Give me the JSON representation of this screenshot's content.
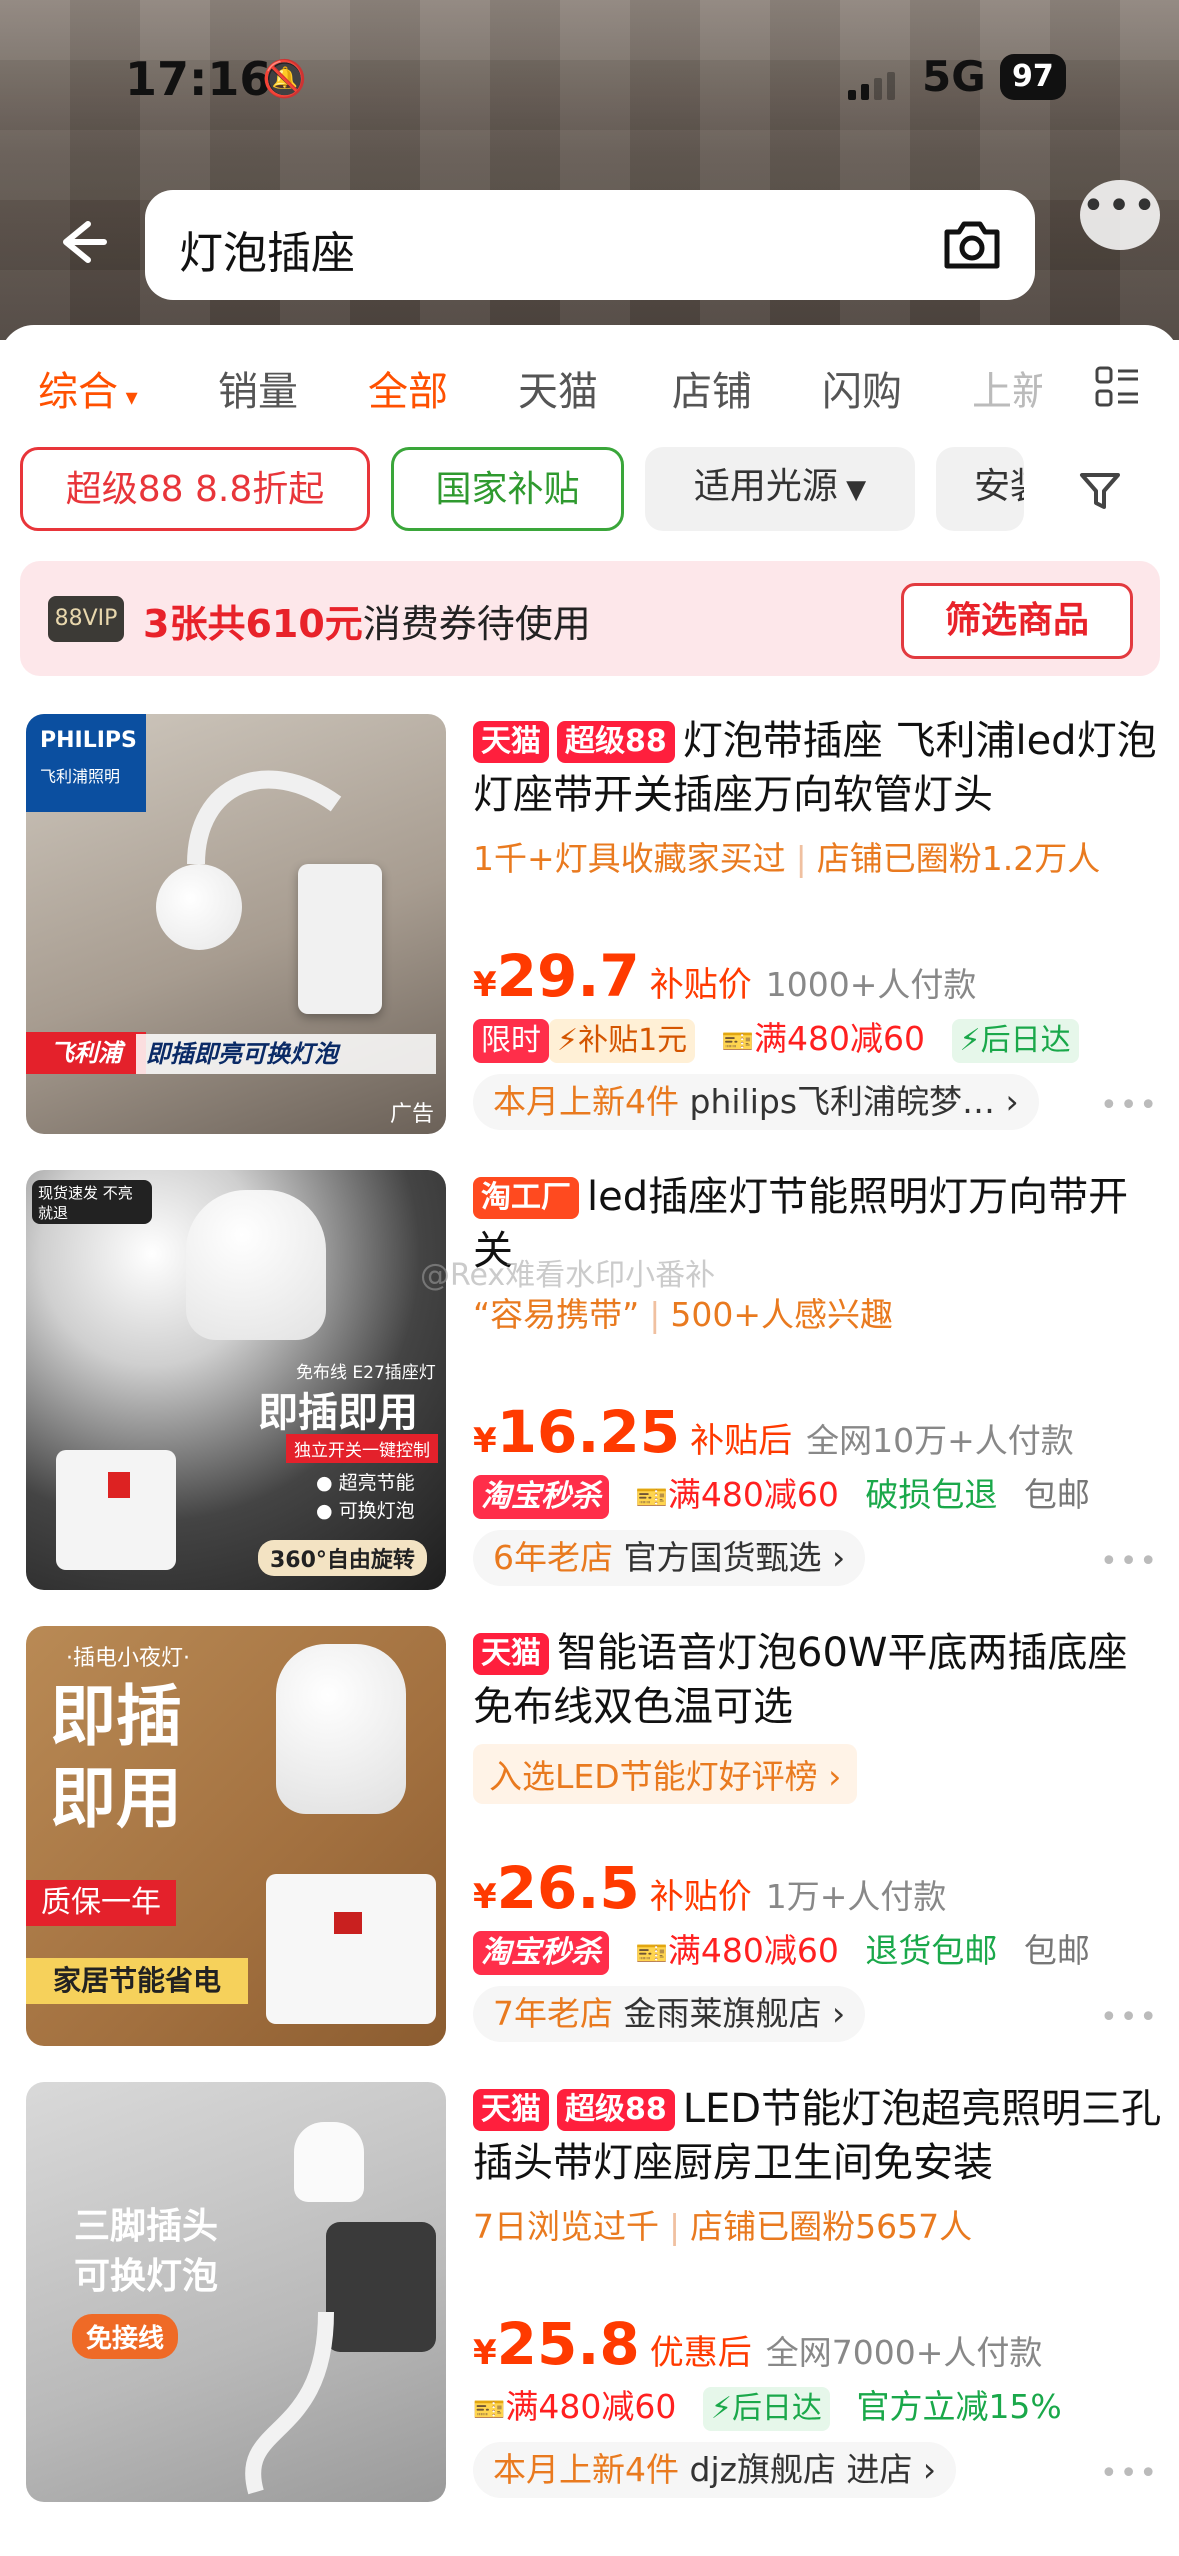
{
  "status_bar": {
    "time": "17:16",
    "network": "5G",
    "battery": "97"
  },
  "search": {
    "query": "灯泡插座",
    "more_dots": "•••"
  },
  "tabs": [
    {
      "label": "综合",
      "active": true
    },
    {
      "label": "销量",
      "active": false
    },
    {
      "label": "全部",
      "active": true
    },
    {
      "label": "天猫",
      "active": false
    },
    {
      "label": "店铺",
      "active": false
    },
    {
      "label": "闪购",
      "active": false
    },
    {
      "label": "上新",
      "active": false
    }
  ],
  "filters": {
    "chip1": "超级88 8.8折起",
    "chip2": "国家补贴",
    "chip3": "适用光源",
    "chip4": "安装"
  },
  "vip_banner": {
    "badge": "88VIP",
    "highlight": "3张共610元",
    "text": "消费券待使用",
    "button": "筛选商品"
  },
  "watermark": "@Rex难看水印小番补",
  "products": [
    {
      "tags": [
        "天猫",
        "超级88"
      ],
      "title": "灯泡带插座 飞利浦led灯泡灯座带开关插座万向软管灯头",
      "sub1": "1千+灯具收藏家买过",
      "sub2": "店铺已圈粉1.2万人",
      "currency": "¥",
      "price": "29.7",
      "price_label": "补贴价",
      "sales": "1000+人付款",
      "promo1": "限时",
      "promo1b": "补贴1元",
      "promo2": "满480减60",
      "promo3": "后日达",
      "shop_prefix": "本月上新4件",
      "shop": "philips飞利浦皖梦…",
      "img_brand": "PHILIPS",
      "img_brand_cn": "飞利浦照明",
      "img_slogan": "即插即亮可换灯泡",
      "img_tag": "飞利浦",
      "ad": "广告"
    },
    {
      "tags": [
        "淘工厂"
      ],
      "title": "led插座灯节能照明灯万向带开关",
      "sub1": "“容易携带”",
      "sub2": "500+人感兴趣",
      "currency": "¥",
      "price": "16.25",
      "price_label": "补贴后",
      "sales": "全网10万+人付款",
      "promo1": "淘宝秒杀",
      "promo2": "满480减60",
      "promo3": "破损包退",
      "promo4": "包邮",
      "shop_prefix": "6年老店",
      "shop": "官方国货甄选",
      "img_top": "现货速发 不亮就退",
      "img_main": "即插即用",
      "img_line": "独立开关一键控制",
      "img_b1": "超亮节能",
      "img_b2": "可换灯泡",
      "img_rot": "360°自由旋转",
      "img_small": "免布线 E27插座灯"
    },
    {
      "tags": [
        "天猫"
      ],
      "title": "智能语音灯泡60W平底两插底座 免布线双色温可选",
      "sub1": "入选LED节能灯好评榜",
      "currency": "¥",
      "price": "26.5",
      "price_label": "补贴价",
      "sales": "1万+人付款",
      "promo1": "淘宝秒杀",
      "promo2": "满480减60",
      "promo3": "退货包邮",
      "promo4": "包邮",
      "shop_prefix": "7年老店",
      "shop": "金雨莱旗舰店",
      "img_top": "·插电小夜灯·",
      "img_main1": "即插",
      "img_main2": "即用",
      "img_q": "质保一年",
      "img_s": "家居节能省电"
    },
    {
      "tags": [
        "天猫",
        "超级88"
      ],
      "title": "LED节能灯泡超亮照明三孔插头带灯座厨房卫生间免安装",
      "sub1": "7日浏览过千",
      "sub2": "店铺已圈粉5657人",
      "currency": "¥",
      "price": "25.8",
      "price_label": "优惠后",
      "sales": "全网7000+人付款",
      "promo1": "满480减60",
      "promo2": "后日达",
      "promo3": "官方立减15%",
      "shop_prefix": "本月上新4件",
      "shop": "djz旗舰店 进店",
      "img_main1": "三脚插头",
      "img_main2": "可换灯泡",
      "img_tag": "免接线"
    }
  ]
}
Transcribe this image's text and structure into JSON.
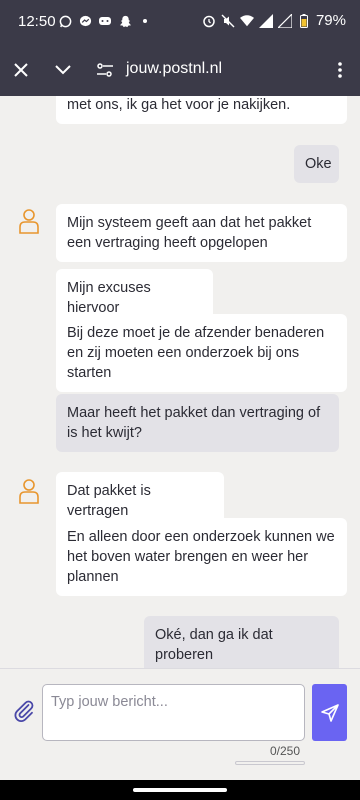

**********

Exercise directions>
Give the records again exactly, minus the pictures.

Output below>
Give me the JSON representation of this screenshot's content.
{
  "status_bar": {
    "time": "17:16",
    "network": "5G",
    "battery": "97"
  },
  "search": {
    "query": "灯泡插座",
    "more_dots": "•••"
  },
  "tabs": [
    {
      "label": "综合",
      "active": true
    },
    {
      "label": "销量",
      "active": false
    },
    {
      "label": "全部",
      "active": true
    },
    {
      "label": "天猫",
      "active": false
    },
    {
      "label": "店铺",
      "active": false
    },
    {
      "label": "闪购",
      "active": false
    },
    {
      "label": "上新",
      "active": false
    }
  ],
  "filters": {
    "chip1": "超级88 8.8折起",
    "chip2": "国家补贴",
    "chip3": "适用光源",
    "chip4": "安装"
  },
  "vip_banner": {
    "badge": "88VIP",
    "highlight": "3张共610元",
    "text": "消费券待使用",
    "button": "筛选商品"
  },
  "watermark": "@Rex难看水印小番补",
  "products": [
    {
      "tags": [
        "天猫",
        "超级88"
      ],
      "title": "灯泡带插座 飞利浦led灯泡灯座带开关插座万向软管灯头",
      "sub1": "1千+灯具收藏家买过",
      "sub2": "店铺已圈粉1.2万人",
      "currency": "¥",
      "price": "29.7",
      "price_label": "补贴价",
      "sales": "1000+人付款",
      "promo1": "限时",
      "promo1b": "补贴1元",
      "promo2": "满480减60",
      "promo3": "后日达",
      "shop_prefix": "本月上新4件",
      "shop": "philips飞利浦皖梦…",
      "img_brand": "PHILIPS",
      "img_brand_cn": "飞利浦照明",
      "img_slogan": "即插即亮可换灯泡",
      "img_tag": "飞利浦",
      "ad": "广告"
    },
    {
      "tags": [
        "淘工厂"
      ],
      "title": "led插座灯节能照明灯万向带开关",
      "sub1": "“容易携带”",
      "sub2": "500+人感兴趣",
      "currency": "¥",
      "price": "16.25",
      "price_label": "补贴后",
      "sales": "全网10万+人付款",
      "promo1": "淘宝秒杀",
      "promo2": "满480减60",
      "promo3": "破损包退",
      "promo4": "包邮",
      "shop_prefix": "6年老店",
      "shop": "官方国货甄选",
      "img_top": "现货速发 不亮就退",
      "img_main": "即插即用",
      "img_line": "独立开关一键控制",
      "img_b1": "超亮节能",
      "img_b2": "可换灯泡",
      "img_rot": "360°自由旋转",
      "img_small": "免布线 E27插座灯"
    },
    {
      "tags": [
        "天猫"
      ],
      "title": "智能语音灯泡60W平底两插底座 免布线双色温可选",
      "sub1": "入选LED节能灯好评榜",
      "currency": "¥",
      "price": "26.5",
      "price_label": "补贴价",
      "sales": "1万+人付款",
      "promo1": "淘宝秒杀",
      "promo2": "满480减60",
      "promo3": "退货包邮",
      "promo4": "包邮",
      "shop_prefix": "7年老店",
      "shop": "金雨莱旗舰店",
      "img_top": "·插电小夜灯·",
      "img_main1": "即插",
      "img_main2": "即用",
      "img_q": "质保一年",
      "img_s": "家居节能省电"
    },
    {
      "tags": [
        "天猫",
        "超级88"
      ],
      "title": "LED节能灯泡超亮照明三孔插头带灯座厨房卫生间免安装",
      "sub1": "7日浏览过千",
      "sub2": "店铺已圈粉5657人",
      "currency": "¥",
      "price": "25.8",
      "price_label": "优惠后",
      "sales": "全网7000+人付款",
      "promo1": "满480减60",
      "promo2": "后日达",
      "promo3": "官方立减15%",
      "shop_prefix": "本月上新4件",
      "shop": "djz旗舰店 进店",
      "img_main1": "三脚插头",
      "img_main2": "可换灯泡",
      "img_tag": "免接线"
    }
  ]
}
Transcribe this image's text and structure into JSON.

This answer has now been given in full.